▶ **YOUR OBJECTIVE**
In the data below, find each line that contains the word "Month" and copy it.

▶ **RECORDS SUPPLIED**
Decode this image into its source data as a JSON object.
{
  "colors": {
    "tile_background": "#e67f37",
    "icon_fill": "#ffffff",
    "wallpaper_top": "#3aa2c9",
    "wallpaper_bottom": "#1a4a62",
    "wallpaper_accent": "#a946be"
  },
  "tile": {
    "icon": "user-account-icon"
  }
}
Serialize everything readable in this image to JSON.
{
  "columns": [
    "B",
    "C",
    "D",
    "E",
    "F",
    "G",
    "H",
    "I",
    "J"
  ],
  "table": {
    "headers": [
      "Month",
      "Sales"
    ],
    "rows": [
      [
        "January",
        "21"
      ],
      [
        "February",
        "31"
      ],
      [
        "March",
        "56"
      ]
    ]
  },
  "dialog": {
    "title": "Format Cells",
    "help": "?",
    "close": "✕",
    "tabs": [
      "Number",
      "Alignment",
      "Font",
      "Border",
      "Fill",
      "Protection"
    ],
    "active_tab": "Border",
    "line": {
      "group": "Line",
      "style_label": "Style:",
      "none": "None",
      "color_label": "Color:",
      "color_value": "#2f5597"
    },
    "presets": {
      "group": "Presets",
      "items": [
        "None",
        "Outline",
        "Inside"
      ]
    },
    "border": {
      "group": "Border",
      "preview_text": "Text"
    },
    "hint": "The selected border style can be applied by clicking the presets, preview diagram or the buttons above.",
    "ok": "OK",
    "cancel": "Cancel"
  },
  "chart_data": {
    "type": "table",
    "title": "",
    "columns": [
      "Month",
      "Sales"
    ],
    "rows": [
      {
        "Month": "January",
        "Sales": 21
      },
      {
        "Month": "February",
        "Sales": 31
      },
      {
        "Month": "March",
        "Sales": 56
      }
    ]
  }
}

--

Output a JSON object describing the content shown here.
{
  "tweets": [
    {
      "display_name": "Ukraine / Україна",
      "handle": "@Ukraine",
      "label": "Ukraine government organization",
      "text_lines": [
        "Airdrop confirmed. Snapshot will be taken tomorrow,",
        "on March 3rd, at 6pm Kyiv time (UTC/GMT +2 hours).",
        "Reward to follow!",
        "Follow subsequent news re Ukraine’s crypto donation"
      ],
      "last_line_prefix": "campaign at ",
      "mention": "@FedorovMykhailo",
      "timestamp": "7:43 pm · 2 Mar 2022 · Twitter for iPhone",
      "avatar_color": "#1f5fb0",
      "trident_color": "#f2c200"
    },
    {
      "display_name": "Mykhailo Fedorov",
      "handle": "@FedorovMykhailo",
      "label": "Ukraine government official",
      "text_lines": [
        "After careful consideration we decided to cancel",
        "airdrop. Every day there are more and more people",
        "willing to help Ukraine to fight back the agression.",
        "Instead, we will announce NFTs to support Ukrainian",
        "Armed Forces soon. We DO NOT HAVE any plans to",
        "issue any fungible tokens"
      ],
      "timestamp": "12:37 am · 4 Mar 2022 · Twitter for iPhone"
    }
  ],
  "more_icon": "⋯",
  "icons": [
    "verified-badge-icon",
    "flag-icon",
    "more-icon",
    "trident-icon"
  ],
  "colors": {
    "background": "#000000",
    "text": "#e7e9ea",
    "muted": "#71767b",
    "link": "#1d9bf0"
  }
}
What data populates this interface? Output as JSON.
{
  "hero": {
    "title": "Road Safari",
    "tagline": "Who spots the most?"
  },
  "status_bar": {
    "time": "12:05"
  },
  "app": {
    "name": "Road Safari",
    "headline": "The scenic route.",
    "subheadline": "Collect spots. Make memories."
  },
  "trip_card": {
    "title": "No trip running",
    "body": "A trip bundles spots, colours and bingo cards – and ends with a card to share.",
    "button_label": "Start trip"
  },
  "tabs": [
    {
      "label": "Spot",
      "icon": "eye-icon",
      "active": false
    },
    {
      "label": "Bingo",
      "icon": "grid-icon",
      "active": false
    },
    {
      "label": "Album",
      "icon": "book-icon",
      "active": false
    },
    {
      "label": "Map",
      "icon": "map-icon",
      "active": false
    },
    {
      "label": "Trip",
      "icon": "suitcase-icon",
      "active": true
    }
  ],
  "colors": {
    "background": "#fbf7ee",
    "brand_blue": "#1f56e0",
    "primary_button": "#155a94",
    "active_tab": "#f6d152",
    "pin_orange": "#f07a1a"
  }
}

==

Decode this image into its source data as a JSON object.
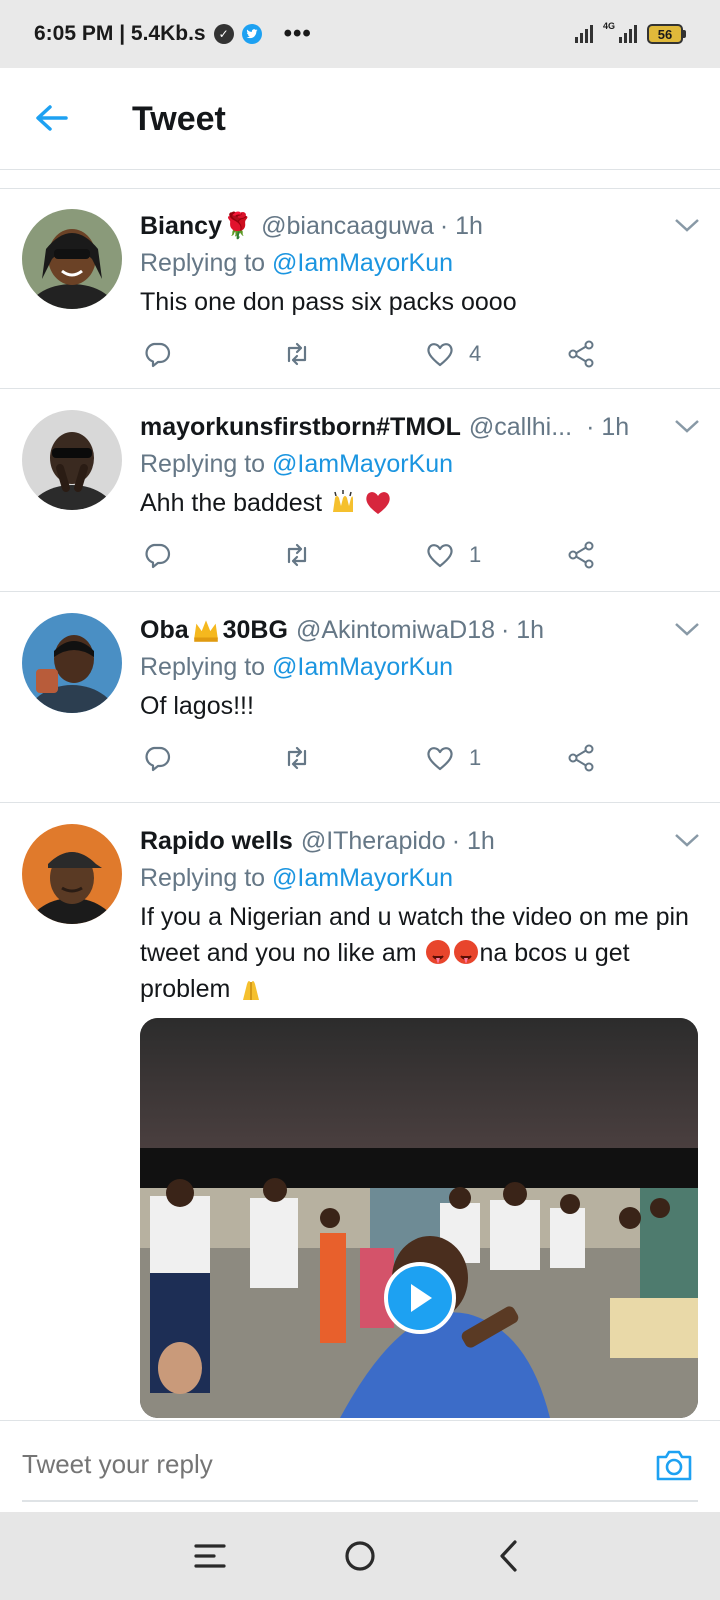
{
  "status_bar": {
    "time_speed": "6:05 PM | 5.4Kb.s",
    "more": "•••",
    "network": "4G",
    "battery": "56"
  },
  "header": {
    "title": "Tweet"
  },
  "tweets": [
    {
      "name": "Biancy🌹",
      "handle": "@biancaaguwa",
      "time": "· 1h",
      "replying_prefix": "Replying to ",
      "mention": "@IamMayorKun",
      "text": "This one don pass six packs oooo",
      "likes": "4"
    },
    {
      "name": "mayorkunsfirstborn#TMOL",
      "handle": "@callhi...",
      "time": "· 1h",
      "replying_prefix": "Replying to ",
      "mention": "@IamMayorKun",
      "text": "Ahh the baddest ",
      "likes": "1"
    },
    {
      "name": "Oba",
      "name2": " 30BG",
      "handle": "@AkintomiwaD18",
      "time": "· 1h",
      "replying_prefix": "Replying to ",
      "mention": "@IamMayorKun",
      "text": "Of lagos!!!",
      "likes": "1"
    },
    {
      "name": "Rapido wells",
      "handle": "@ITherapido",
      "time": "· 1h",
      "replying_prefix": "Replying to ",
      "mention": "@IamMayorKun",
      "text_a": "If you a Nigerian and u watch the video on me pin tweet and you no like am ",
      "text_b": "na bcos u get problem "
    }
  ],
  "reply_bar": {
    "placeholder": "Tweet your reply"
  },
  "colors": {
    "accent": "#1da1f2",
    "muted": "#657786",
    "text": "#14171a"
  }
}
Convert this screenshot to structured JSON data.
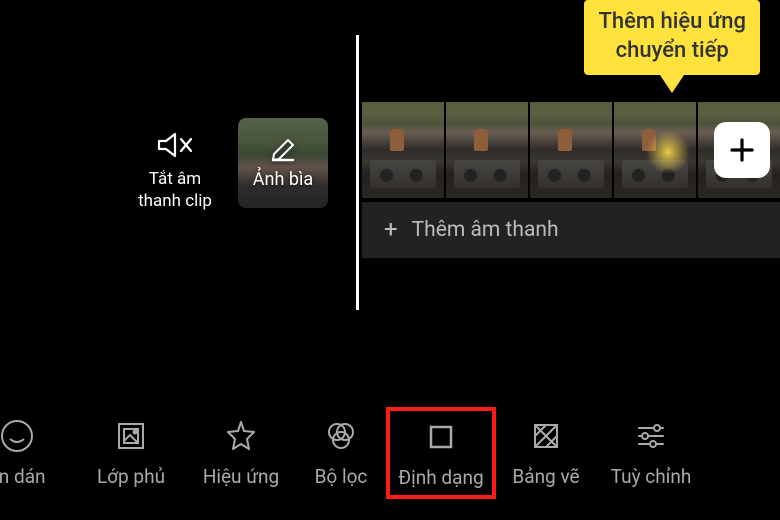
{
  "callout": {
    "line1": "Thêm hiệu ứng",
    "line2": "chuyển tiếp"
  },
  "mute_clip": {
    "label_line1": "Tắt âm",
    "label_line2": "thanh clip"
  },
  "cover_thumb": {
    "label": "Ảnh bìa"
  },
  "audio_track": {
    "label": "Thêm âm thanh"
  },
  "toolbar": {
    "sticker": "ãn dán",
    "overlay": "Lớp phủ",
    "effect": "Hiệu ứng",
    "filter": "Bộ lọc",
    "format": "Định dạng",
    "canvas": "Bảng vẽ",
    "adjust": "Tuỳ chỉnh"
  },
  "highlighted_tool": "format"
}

▶ **FINISHED EXERCISE**
      "Month",
      "Month",
        "Month": "January",
        "Month": "February",
        "Month": "March",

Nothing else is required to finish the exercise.